In an election year, Labor Day is officially the kickoff of campaign season - officially. In reality, candidates have been focused on this campaign since, well, their last campaign. There is a lot at stake this fall. And for one thing, Democrats are trying to hold their majority in the Senate. And some Democratic candidates have reached a difficult conclusion - their president is a potential liability. President Obama has low approval ratings; he's been hurt in part by criticism from both parties over his handling of the crisis in Iraq and Syria, especially his dealing with Islamic State militants. Joining us now, as she does most Mondays, is Cokie Roberts. Cokie, good morning.
COKIE ROBERTS, BYLINE: Hi, David.
GREENE: So let's remember a moment last week. The president said publicly he had no strategy to deal with the Islamic State - these militants in Iraq and Syria. The criticism over that just kept coming over the weekend.
ROBERTS: Now, the White House of course has been walking back that statement and saying, look, Secretary Kerry has gone to the region. They're trying to put together the various countries in the region to resist ISIS and that that is a strategy. But you are absolutely hearing criticism not only from Republicans, but also Democratic Senator Dianne Feinstein, who is chairman of the Intelligence Committee said that the one thing she knows about this president is that he's cautious and maybe in this instance too cautious.
There's also this question of going to Congress about any decision to go further militarily into Syria. And that is something a lot of members of Congress are calling for, saying the president should come to Congress before he does anything further. The problem there is of course that we've seen over and over and over again in this environment this Congress doesn't much agree to anything.
GREENE: You know, you mention not agreeing to anything. That brings up another issue, and that's immigration. I mean, President Obama has been talking about the unwillingness of Congress to act on it. He's been talking about unilaterally dealing with it in some way. Are we about to see that happen?
ROBERTS: Well, maybe - there's an answer. (Laughter) Last Thursday when he had the press conference where he talked about no strategy and that certainly grabbed the headlines, he was eager to take a question on immigration. And there he talked about how Congress has not acted. So the question then is whether he will. He did say Congress might act after the midterms, so that means he might postpone any kind of action.
Look, the Democratic Senate candidates - particularly in Louisiana, North Carolina, Arkansas - saying this would be a disaster for him to act unilaterally and hurt them politically. But I'm not sure that they're making the right political assessment there. You know, people who are going to vote against the Democrats on immigration policy are already going to vote against Democrats. It's obviously very natural for candidates not to want already - an already unpopular president to do something that makes life harder for them. But they might be wrong on this one, unless some very specific thing is going on in their state that has voters riled up.
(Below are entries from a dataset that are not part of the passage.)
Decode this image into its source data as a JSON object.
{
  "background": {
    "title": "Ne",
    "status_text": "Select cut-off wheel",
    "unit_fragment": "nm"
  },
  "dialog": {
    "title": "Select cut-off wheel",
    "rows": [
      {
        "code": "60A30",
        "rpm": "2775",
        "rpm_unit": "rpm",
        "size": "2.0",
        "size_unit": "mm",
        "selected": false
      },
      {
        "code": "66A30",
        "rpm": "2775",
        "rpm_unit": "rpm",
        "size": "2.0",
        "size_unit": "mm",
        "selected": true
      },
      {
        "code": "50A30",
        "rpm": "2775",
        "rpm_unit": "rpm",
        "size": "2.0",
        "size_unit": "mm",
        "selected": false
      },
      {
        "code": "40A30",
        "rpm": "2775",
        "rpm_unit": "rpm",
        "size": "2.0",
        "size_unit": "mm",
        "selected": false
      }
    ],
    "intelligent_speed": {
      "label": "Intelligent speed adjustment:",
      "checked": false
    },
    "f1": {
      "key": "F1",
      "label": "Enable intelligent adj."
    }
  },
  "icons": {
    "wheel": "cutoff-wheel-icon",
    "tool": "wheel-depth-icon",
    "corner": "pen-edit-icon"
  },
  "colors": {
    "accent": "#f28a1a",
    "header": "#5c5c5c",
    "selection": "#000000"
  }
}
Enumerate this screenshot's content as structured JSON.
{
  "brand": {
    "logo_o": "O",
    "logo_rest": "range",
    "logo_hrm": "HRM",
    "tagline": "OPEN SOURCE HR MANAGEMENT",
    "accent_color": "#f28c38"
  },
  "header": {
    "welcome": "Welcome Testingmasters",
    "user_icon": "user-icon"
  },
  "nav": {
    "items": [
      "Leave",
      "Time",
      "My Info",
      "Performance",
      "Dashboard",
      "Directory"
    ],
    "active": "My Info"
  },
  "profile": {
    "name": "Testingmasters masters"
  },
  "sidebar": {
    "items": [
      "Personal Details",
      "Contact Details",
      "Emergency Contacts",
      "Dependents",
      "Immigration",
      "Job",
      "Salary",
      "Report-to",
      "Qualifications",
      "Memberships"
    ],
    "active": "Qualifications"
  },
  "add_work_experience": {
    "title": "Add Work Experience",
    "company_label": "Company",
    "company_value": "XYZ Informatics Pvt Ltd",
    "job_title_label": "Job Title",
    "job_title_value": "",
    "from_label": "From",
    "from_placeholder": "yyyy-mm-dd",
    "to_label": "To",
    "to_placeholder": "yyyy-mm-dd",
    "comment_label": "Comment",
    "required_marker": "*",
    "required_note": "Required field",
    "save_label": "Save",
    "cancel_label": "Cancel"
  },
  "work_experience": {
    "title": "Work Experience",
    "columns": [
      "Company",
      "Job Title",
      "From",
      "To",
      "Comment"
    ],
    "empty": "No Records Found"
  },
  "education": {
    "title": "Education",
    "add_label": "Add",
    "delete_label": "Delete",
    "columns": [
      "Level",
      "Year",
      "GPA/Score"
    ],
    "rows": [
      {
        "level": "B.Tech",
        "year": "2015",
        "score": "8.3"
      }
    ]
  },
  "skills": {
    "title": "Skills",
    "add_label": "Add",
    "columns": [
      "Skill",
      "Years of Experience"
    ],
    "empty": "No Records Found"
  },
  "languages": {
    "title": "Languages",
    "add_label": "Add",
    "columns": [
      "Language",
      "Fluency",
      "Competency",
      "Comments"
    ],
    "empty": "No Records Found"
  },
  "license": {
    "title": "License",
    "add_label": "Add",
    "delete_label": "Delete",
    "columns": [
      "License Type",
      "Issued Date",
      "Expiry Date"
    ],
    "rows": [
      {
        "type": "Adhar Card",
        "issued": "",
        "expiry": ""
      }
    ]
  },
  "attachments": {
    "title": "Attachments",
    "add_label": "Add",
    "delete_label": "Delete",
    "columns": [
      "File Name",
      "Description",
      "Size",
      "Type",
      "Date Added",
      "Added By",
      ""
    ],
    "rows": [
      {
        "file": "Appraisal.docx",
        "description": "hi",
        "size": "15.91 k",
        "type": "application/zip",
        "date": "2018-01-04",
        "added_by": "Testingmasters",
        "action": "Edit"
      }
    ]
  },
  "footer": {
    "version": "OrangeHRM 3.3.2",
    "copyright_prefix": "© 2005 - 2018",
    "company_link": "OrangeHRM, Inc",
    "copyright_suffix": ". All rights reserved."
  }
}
But everyone talks about immigration being a plus for Democrats in 2016, but I think it could be a plus for them this year, David, because I think it could energize voters, particularly in Colorado. But it might even be a plus in places like Louisiana and North Carolina with changing demographics. It would require organizing the voters to take advantage of it.
GREENE: OK. A bit of analysis on one issue, Cokie - what are you seeing sort of broadly right now, in the few seconds we have left, as we get closer here?
ROBERTS: Well, you know, there's no overriding issue in this campaign, and that's significant all in itself, David, because it means Obamacare is not the issue it was a couple of years ago. And also if you see a reaction to the president if he acts on immigration with Republicans calling for impeachment or shutting down the government, then you could have a whole other set of issues out there. And some Democrats are hoping for those issues. And then there's always the question of money and whether money can make a huge difference in this race. And, you know, we've seen millionaires run and not win, so money's not dispositive, but it's certainly important.
GREENE: All right, Cokie. Always good to talk you. Cokie Roberts joins us most Mondays.
ROBERTS: Thanks, David.
NPR transcripts are created on a rush deadline by an NPR contractor. This text may not be in its final form and may be updated or revised in the future. Accuracy and availability may vary. The authoritative record of NPR’s programming is the audio record.